Scientists have not yet defined the cause of Alzheimer's disease. Researchers have learned that the brains of patients with Alzheimer's have inappropriate levels of the enzyme choline acetyltransferase, a brain chemical that is important in memory loss and disorientation. Still other research has focused on the possibility that a slow-acting virus causes the progressive brain damage seen in Alzheimer's disease. Until the cause of Alzheimer's disease is known, the cure remains elusive.
Because this disease is so widespread, many associations have organized support groups and developed educational materials and insurance information for Alzheimer's sufferers and their families. Many support groups offer day-care activities for patients and counseling for family members who are often faced with years of care for their loved one.
Butler, Robert N. Aging and Mental Health: Positive Psychosocial, and Biomedical Approaches. New York, NY: Merrill, 1991
The Dementias: Hope Through Research. U.S. Department of Health and Human Services, National Institutes of Health Publication No. 81-2252, Washington, D.C.: Superintendent of Documents, U.S. Government Printing Office, 1981.
Fact Sheet: Depression in the Elderly. U.S. Department of Health and Human Services, Public Health Service, Alcohol, Drug Abuse and Mental Health Administration, 5600 Fishers Lane, Rockville, MD 20857.
Humphrey, James H. Stress Among Older Adults: Understanding and Coping. Illinos: Thomas, 1992
Plain Talk About Aging. National Institute of Mental Health, Division of Communications and Education, 5600 Fishers Lane, Rockville, MD 20857.
Powell, Lenore, M.D. and Katie Courtice. Alzheimer's Disease: A Guide For Families. Reading, MA: Addison-Wesley, 1983.
Progress Report on Senile Dementia of the Alzheimer's Type. National Institute on Aging, NIH Publication No. 81-2343, September 1981. U.S. Dept. of Health and Human Services, National Institute on Aging Information Office, 5600 Fishers Lane, Rockville, MD 20857.

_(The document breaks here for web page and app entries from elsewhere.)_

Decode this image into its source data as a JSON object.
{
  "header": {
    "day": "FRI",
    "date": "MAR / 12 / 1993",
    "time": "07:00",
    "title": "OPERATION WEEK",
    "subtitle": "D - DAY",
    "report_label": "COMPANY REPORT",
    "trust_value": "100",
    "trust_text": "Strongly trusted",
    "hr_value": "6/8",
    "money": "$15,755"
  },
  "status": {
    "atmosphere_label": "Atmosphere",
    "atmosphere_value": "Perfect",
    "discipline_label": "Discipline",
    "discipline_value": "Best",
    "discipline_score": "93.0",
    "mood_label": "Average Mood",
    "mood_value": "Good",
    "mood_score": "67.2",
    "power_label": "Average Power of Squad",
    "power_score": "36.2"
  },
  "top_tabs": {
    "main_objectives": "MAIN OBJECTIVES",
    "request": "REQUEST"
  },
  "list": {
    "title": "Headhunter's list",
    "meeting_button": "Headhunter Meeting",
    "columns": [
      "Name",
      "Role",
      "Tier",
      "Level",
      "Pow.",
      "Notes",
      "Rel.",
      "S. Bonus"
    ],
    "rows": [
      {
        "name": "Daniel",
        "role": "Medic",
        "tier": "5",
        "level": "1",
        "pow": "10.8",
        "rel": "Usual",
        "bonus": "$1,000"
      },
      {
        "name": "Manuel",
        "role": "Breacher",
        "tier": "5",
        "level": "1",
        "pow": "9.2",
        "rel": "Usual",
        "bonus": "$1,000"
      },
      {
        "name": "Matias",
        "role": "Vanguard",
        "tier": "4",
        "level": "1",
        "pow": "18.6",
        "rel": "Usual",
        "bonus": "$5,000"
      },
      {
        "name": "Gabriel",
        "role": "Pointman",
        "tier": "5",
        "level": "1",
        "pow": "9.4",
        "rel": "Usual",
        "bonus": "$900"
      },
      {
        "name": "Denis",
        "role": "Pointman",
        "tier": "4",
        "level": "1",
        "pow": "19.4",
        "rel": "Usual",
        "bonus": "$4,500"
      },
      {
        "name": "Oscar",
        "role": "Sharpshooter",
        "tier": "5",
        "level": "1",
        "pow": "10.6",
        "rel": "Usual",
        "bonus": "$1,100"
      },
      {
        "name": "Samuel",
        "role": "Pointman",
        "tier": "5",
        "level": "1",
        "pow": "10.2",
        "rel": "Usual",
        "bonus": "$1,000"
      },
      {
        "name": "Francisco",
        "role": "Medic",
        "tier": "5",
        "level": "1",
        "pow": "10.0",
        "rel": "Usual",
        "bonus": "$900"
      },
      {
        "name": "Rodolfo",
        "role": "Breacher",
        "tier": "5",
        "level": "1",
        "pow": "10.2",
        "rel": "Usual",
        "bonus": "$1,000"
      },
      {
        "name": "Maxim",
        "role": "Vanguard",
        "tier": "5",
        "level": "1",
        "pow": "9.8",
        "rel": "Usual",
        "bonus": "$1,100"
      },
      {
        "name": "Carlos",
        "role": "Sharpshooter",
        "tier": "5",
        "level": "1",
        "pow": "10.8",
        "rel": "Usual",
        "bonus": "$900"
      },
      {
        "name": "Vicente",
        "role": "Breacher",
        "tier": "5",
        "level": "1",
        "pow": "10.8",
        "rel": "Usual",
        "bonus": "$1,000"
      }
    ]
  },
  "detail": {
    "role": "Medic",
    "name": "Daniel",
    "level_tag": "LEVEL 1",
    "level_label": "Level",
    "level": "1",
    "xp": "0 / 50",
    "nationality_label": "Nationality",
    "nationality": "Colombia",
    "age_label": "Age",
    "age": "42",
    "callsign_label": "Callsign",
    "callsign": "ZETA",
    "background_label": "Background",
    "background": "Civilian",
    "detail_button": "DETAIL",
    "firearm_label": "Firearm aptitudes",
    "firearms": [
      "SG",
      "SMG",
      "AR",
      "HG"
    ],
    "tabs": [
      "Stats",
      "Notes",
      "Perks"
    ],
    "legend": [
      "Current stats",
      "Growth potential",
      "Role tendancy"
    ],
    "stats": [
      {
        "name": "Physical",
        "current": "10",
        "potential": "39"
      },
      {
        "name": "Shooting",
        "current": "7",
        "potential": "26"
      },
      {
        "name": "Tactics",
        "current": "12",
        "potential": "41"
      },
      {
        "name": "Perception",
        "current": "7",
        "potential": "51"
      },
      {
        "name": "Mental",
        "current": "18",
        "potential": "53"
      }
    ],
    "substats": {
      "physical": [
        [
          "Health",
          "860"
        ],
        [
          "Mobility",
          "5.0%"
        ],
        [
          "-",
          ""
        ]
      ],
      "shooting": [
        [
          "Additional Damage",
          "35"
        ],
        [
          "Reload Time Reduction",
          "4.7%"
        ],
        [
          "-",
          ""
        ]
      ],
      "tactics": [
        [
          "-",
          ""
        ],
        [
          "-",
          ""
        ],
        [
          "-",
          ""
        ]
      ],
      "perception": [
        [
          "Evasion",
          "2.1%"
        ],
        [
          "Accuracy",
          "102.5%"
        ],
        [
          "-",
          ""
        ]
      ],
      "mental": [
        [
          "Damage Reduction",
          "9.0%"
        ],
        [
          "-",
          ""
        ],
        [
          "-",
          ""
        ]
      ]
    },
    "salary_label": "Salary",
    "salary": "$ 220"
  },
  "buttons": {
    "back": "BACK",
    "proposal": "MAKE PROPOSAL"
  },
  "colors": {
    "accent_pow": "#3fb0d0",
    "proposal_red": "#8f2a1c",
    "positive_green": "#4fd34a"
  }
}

Books published by
The AMERICAN PSYCHIATRIC PRESS, INC.
1000 Wilson Blvd., #1825
Arlington, VA 22209
Busse, Ewald W., and Blazer, Dan G. Textbook of Geriatric Psychiatry. 1995. 560 pgs. $89.95.
Fogel, Barry S., M.D., Furino, Antonio, Ph.D., and Gottlieb, Gary L., M.D., M.B.A., editors. Mental Health Policy for Older Americans: Protecting Minds at Risk. 1990. 367 pgs. $33.50.
Katona, Cornelius, and Levy, Raymond, editors. Delusions and Hallucinations in Old Age. 1992. 248 pages. $32.00.
Myers, Wayne A., M.D., editor. New Techniques in the Psychotherapy of Older Patients. 1991. 290 pages. $39.95.
Sakauye, Kenneth M., M.D., Chairman. Ethnic Minority Elderly. 1993. 192 pages. $28.00
Schneider, Lon S., M.D., Reynolds, Charles F. III, M.D., Lebowitz, Barry D., Ph.D., and Friedhoff, Arnold J. M.D., editors. Diagnosis and Treatment of Depression in Late Life: Results of the NIH Consensus Development Conference. 1994. 535 pages. $46.50.
Shamoian, Charles A., M.D., Ph.D., editor. Treatment of Affective Disorders in the Elderly. 1985. 84 pages. $21.00.
The Elderly Mentally Ill. Hospital and Community Psychiatry Service. 1985. 56 pages. $7.50.
MHC is grateful for this information provided by the APA.